Founded by Colonel (IL) James N. Pritzker, IL ARNG (Ret.), the Pritzker Military Library has become a national resource for study of the Citizen Soldier in American history. It is the only library in the United States devoted to military history that is free and open to the public, located not on a military base but in downtown Chicago – a short walk from Navy Pier, Water Tower, and the Magnificent Mile. Stories of courage, valor, and sacrifice are told not only through an extensive collection of books, photographs, posters, and artifacts, but also through weekly programs on topics from military history and current affairs, enjoyed by thousands in person at the Library and around the world via live Internet webcasts.
“The Pritzker Military Library is a national treasure,” said Hershel “Woody” Williams, who earned the Medal of Honor as a young Marine on Iwo Jima in World War II. “What they do with their programs to help tell the story of our American soldiers, sailors, Marines and airmen is incredible. I am proud to be associated with such a fine and effective organization.”
Williams, 86, first visited the Library in January 2008 and was interviewed about his experiences in earning the nation’s highest award for valor in combat. He has since donated significant items pertaining to his service to the Library’s rapidly growing collection. Williams lives in Ona, West Virginia, and reflects the growing national and international audience of the Library.
The size of the Library’s collection has quadrupled in just six years. Many of these items are one-of-a-kind or limited edition memoirs, biographies, and personal papers of Citizen Soldiers. These materials are available to members, researchers, and school groups who visit its physical facility, but the Library extends its reach through a commitment to digital collections, with staff assigned to research and digitize historic photos, posters, prints, medals, uniforms, and more. These resources are accessible to scholars, researchers, and genealogist through the Internet.
Since opening in 2003, the Library has produced over 250 programs including lectures by award-winning authors, interviews with Medal of Honor recipients by the Library’s executive producer for programs Ed Tracy, and an Emmy-nominated public affairs program on military issues; questions are taken from viewers attending in person and watching the live Internet webcast.

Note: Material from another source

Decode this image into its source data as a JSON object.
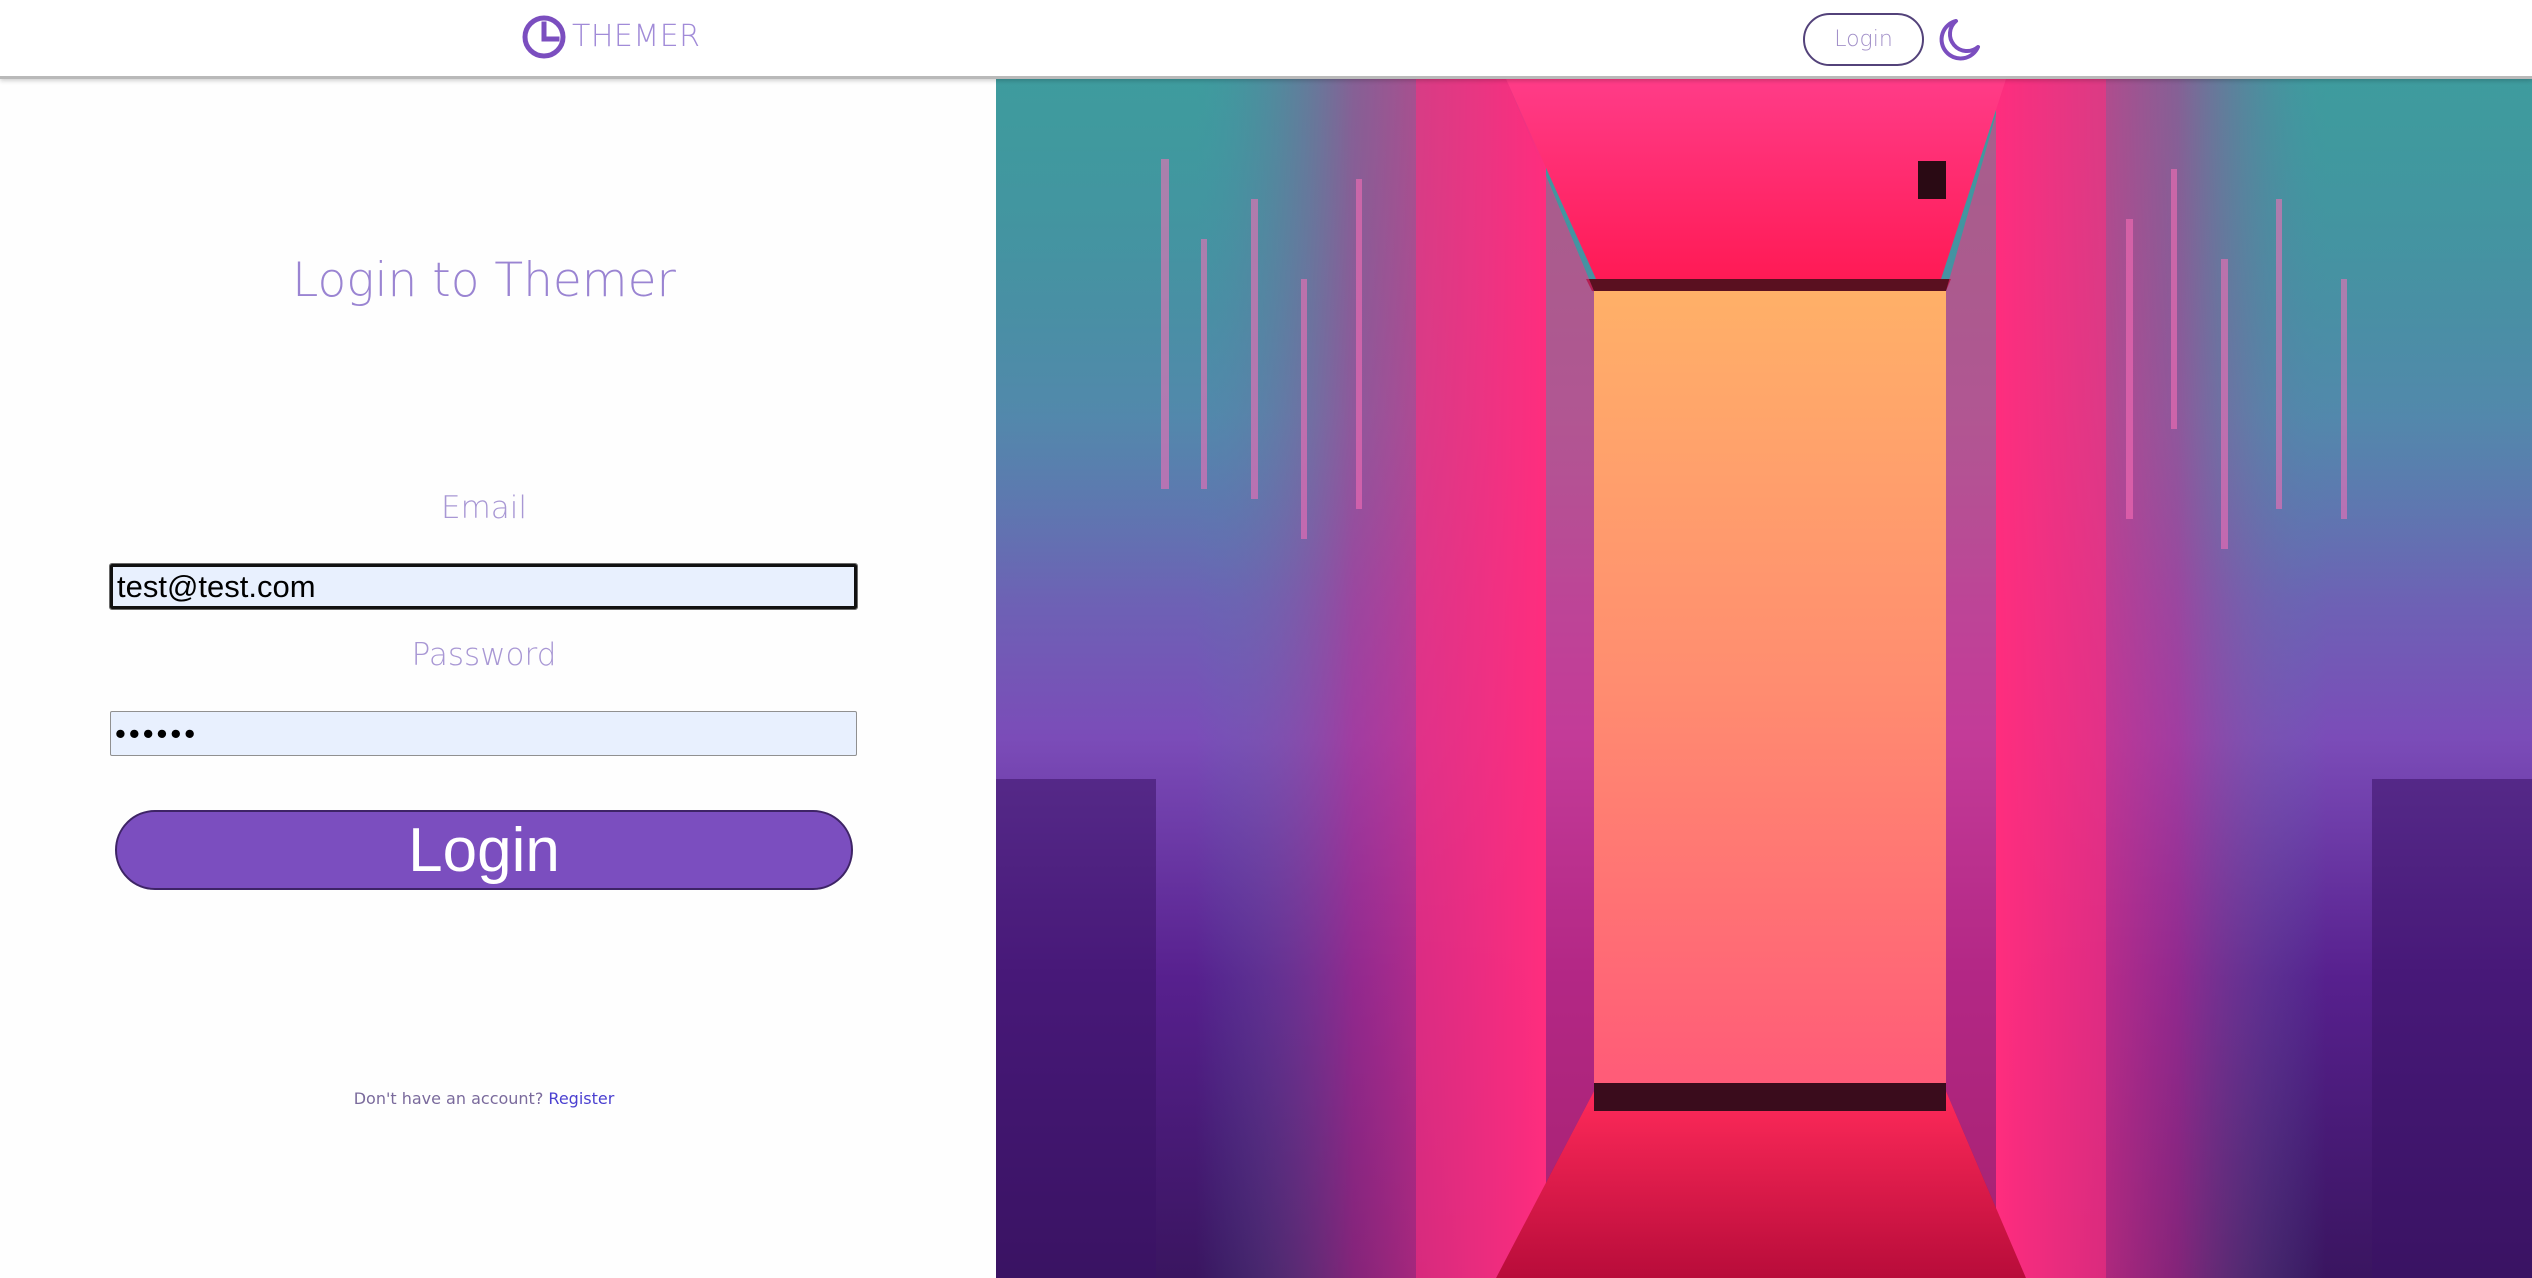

Regular webcast audiences include senior citizen centers, veterans groups, and others around the world. All programs are recorded for later broadcast on WYCC-TV/Channel 20, a PBS affiliate, and also available for download as audio podcasts. The Library also houses a gallery with regular exhibitions of military related art, vintage posters, and photography.
In addition to the Pritzker Military Library, other recipients of the 2009 National Medal for Museum and Library Service are the:
- Braille Institute of America Library, Los Angeles, CA
- Children's Museum of Pittsburgh, PA
- Cincinnati Museum Center at Union Terminal, Cincinnati, OH
- Gail Borden Public Library, Elgin, IL
- Indianapolis Museum of Art, IN
- Multnomah County Library, Portland, OR
- Museum of Science & Industry in Tampa, FL
- Stark County District Library, Canton, OH
- Tennessee Aquarium, Chattanooga, TN
Any individual may nominate a museum and/or library in the United States and its territories for the National Medal for Museum and Library Service. Members of the National Museum and Library Services Board, the Institute’s presidentially-appointed policy advisory board, review the nominations and make recommendations to the Institute Director who selects the winners. To view nomination information, please go to www.imls.gov/medals. The deadline for 2010 nominations is February 16, 2010.
About the Institute of Museum and Library Services
The Institute of Museum and Library Services is the primary source of federal support for the nation's 123,000 libraries and 17,500 museums. The Institute's mission is to create strong libraries and museums that connect people to information and ideas. The Institute works at the national level and in coordination with state and local organizations to sustain heritage, culture, and knowledge; enhance learning and innovation; and support professional development. To learn more about the Institute, please visit www.imls.gov.